I had the pleasure of reading a tale in a new series of fables for grown-ups called Tales by Trees. They are a Finnish book series that is launching in English. Each one is short, more extra-long story than novella. There are lovely illustrations too.
The story I read, The Carpenter, is a bittersweet story about a gifted carpenter who becomes the emperor’s master of all things wood. He makes cabinets and decorations and whatever the emperor desires. His work is so beautiful people come from across the empire to see it.
One evening his children are playing on the floor and his daughter kills an ant that was carrying a large leaf back to its home. The carpenter’s son scolds his sister telling her, “You shouldn’t break anything you don’t know how to build.” This gives the carpenter pause. Back at work the next day, his heart is no longer in it and eventually the beauty and art of his craftsmanship begin to fade.
The emperor decides the carpenter must be burnt out, after all, he has only ever had the chance to create what he has been told. So he tells the carpenter that he can take his time and create something for himself. He can have as long as he wants. The carpenter agrees on the proviso that the emperor cannot see his creation until it is complete.
And so the carpenter closes himself up in his workshop. The years pass. His wife dies and his children grow up, marry and move away. And still the carpenter works. After 30 years the workshop falls silent. The emperor stands outside the door, waiting. After three days there is still no sound. The emperor has his men break down the door. Inside the carpenter is dead at the foot of his his creation.
What the carpenter made is not what the emperor expected. He is furious and has it destroyed and the wood used to fuel the palace fireplaces. As the carpenter’s creation is burning, the emperor dies and does not see the beautiful miracle that happens.
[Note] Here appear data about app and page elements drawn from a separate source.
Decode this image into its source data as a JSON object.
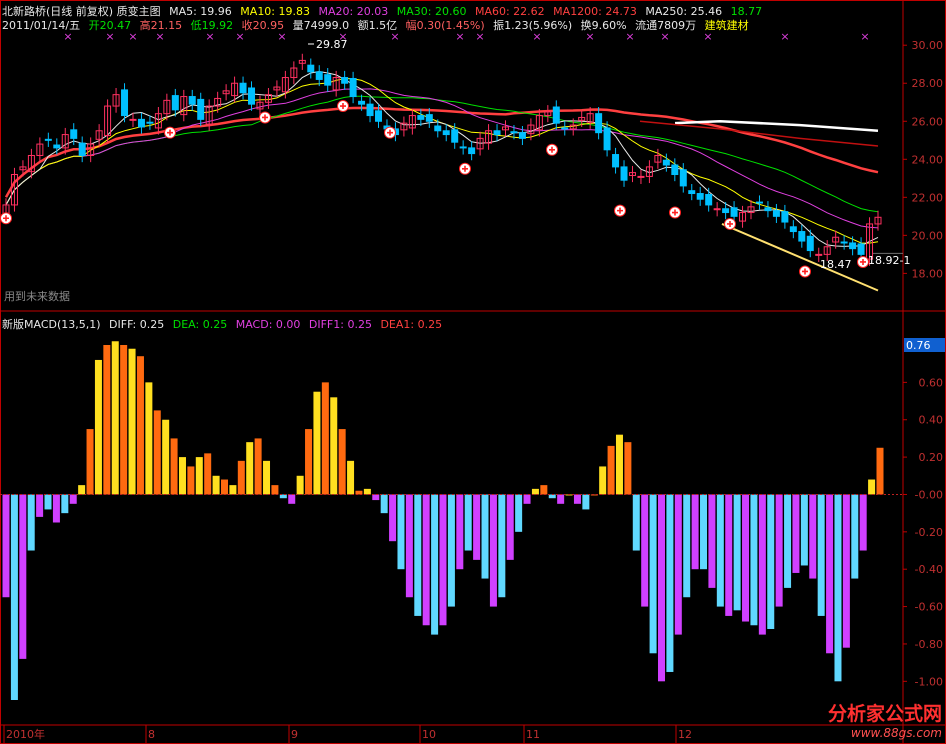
{
  "header": {
    "title": "北新路桥(日线 前复权) 质变主图",
    "ma": [
      {
        "label": "MA5: 19.96",
        "arrow": "↑",
        "color": "#e8e8e8"
      },
      {
        "label": "MA10: 19.83",
        "arrow": "↑",
        "color": "#ffff00"
      },
      {
        "label": "MA20: 20.03",
        "arrow": "↓",
        "color": "#e040e0"
      },
      {
        "label": "MA30: 20.60",
        "arrow": "↓",
        "color": "#00e000"
      },
      {
        "label": "MA60: 22.62",
        "arrow": "↓",
        "color": "#ff4040"
      },
      {
        "label": "MA1200: 24.73",
        "arrow": "↓",
        "color": "#ff4040"
      },
      {
        "label": "MA250: 25.46",
        "arrow": "↓",
        "color": "#e8e8e8"
      },
      {
        "label": "18.77",
        "arrow": "↓",
        "color": "#40c0ff"
      }
    ],
    "quote": {
      "date": "2011/01/14/五",
      "open": "开20.47",
      "high": "高21.15",
      "low": "低19.92",
      "close": "收20.95",
      "volume": "量74999.0",
      "amount": "额1.5亿",
      "change": "幅0.30(1.45%)",
      "amplitude": "振1.23(5.96%)",
      "turnover": "换9.60%",
      "float": "流通7809万",
      "sector": "建筑建材"
    },
    "watermark": "用到未来数据",
    "chart_labels": {
      "peak": "29.87",
      "low1": "18.47",
      "low2": "18.92-1"
    }
  },
  "macd_header": {
    "name": "新版MACD(13,5,1)",
    "diff": "DIFF: 0.25",
    "dea": "DEA: 0.25",
    "macd": "MACD: 0.00",
    "diff1": "DIFF1: 0.25",
    "dea1": "DEA1: 0.25"
  },
  "colors": {
    "bg": "#000000",
    "up": "#ff3060",
    "down": "#00c0ff",
    "grid": "#c00000",
    "macd_pos": "#ff6a10",
    "macd_pos2": "#ffe020",
    "macd_neg": "#d040ff",
    "macd_neg2": "#60d8ff",
    "ma5": "#e8e8e8",
    "ma10": "#ffff00",
    "ma20": "#e040e0",
    "ma30": "#00e000",
    "ma60": "#ff4040",
    "ma250": "#ffffff"
  },
  "chart_data": [
    {
      "type": "candlestick",
      "title": "北新路桥(日线 前复权)",
      "ylim": [
        16.6,
        30.8
      ],
      "y_ticks": [
        "30.00",
        "28.00",
        "26.00",
        "24.00",
        "22.00",
        "20.00",
        "18.00"
      ],
      "x_labels": [
        "2010年",
        "8",
        "9",
        "10",
        "11",
        "12"
      ],
      "candles_close": [
        21.6,
        23.2,
        23.6,
        24.2,
        24.8,
        25.0,
        24.6,
        25.3,
        25.1,
        24.2,
        24.8,
        25.5,
        26.8,
        27.4,
        26.3,
        26.1,
        25.7,
        25.9,
        26.4,
        27.1,
        26.6,
        27.3,
        26.9,
        26.1,
        26.8,
        27.2,
        27.6,
        28.0,
        27.5,
        26.9,
        27.0,
        27.4,
        27.8,
        28.3,
        28.8,
        29.2,
        28.6,
        28.2,
        27.9,
        28.3,
        28.0,
        27.3,
        26.9,
        26.3,
        26.0,
        25.6,
        25.3,
        25.9,
        26.3,
        26.1,
        26.0,
        25.5,
        25.3,
        24.9,
        24.6,
        24.3,
        25.1,
        25.5,
        25.3,
        25.7,
        25.4,
        25.1,
        25.8,
        26.3,
        26.5,
        25.9,
        25.6,
        25.8,
        26.2,
        26.4,
        25.4,
        24.5,
        23.6,
        22.9,
        23.3,
        23.1,
        23.6,
        24.2,
        23.7,
        23.2,
        22.6,
        22.2,
        21.9,
        21.6,
        21.4,
        21.2,
        21.0,
        21.2,
        21.5,
        21.7,
        21.3,
        21.0,
        20.7,
        20.2,
        19.7,
        19.2,
        19.0,
        19.4,
        19.9,
        19.6,
        19.3,
        19.0,
        20.6,
        20.95
      ],
      "ma5_last": 19.96,
      "ma10_last": 19.83,
      "ma20_last": 20.03,
      "ma30_last": 20.6,
      "ma60_last": 22.62,
      "ma250_last": 25.46
    },
    {
      "type": "bar",
      "title": "新版MACD(13,5,1)",
      "ylim": [
        -1.1,
        0.8
      ],
      "y_ticks": [
        "0.60",
        "0.40",
        "0.20",
        "-0.00",
        "-0.20",
        "-0.40",
        "-0.60",
        "-0.80",
        "-1.00"
      ],
      "current_label": "0.76",
      "values": [
        -0.55,
        -1.1,
        -0.88,
        -0.3,
        -0.12,
        -0.08,
        -0.15,
        -0.1,
        -0.05,
        0.05,
        0.35,
        0.72,
        0.8,
        0.82,
        0.8,
        0.78,
        0.74,
        0.6,
        0.45,
        0.4,
        0.3,
        0.2,
        0.15,
        0.2,
        0.22,
        0.1,
        0.08,
        0.05,
        0.18,
        0.28,
        0.3,
        0.18,
        0.05,
        -0.02,
        -0.05,
        0.1,
        0.35,
        0.55,
        0.6,
        0.52,
        0.35,
        0.18,
        0.02,
        0.03,
        -0.03,
        -0.1,
        -0.25,
        -0.4,
        -0.55,
        -0.65,
        -0.7,
        -0.75,
        -0.7,
        -0.6,
        -0.4,
        -0.3,
        -0.35,
        -0.45,
        -0.6,
        -0.55,
        -0.35,
        -0.2,
        -0.05,
        0.03,
        0.05,
        -0.02,
        -0.05,
        0.0,
        -0.05,
        -0.08,
        0.0,
        0.15,
        0.26,
        0.32,
        0.28,
        -0.3,
        -0.6,
        -0.85,
        -1.0,
        -0.95,
        -0.75,
        -0.55,
        -0.4,
        -0.4,
        -0.5,
        -0.6,
        -0.65,
        -0.62,
        -0.68,
        -0.7,
        -0.75,
        -0.72,
        -0.6,
        -0.5,
        -0.42,
        -0.38,
        -0.45,
        -0.65,
        -0.85,
        -1.0,
        -0.82,
        -0.45,
        -0.3,
        0.08,
        0.25
      ],
      "legend": [
        "DIFF: 0.25",
        "DEA: 0.25",
        "MACD: 0.00",
        "DIFF1: 0.25",
        "DEA1: 0.25"
      ]
    }
  ]
}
I will not tell you what the carpenter made nor what the miracle was. It is all connected back to what his son said at the beginning. It is a wonderful story well-told and I enjoyed it very much. If this is any indication of what the series is like, they will all be good reading.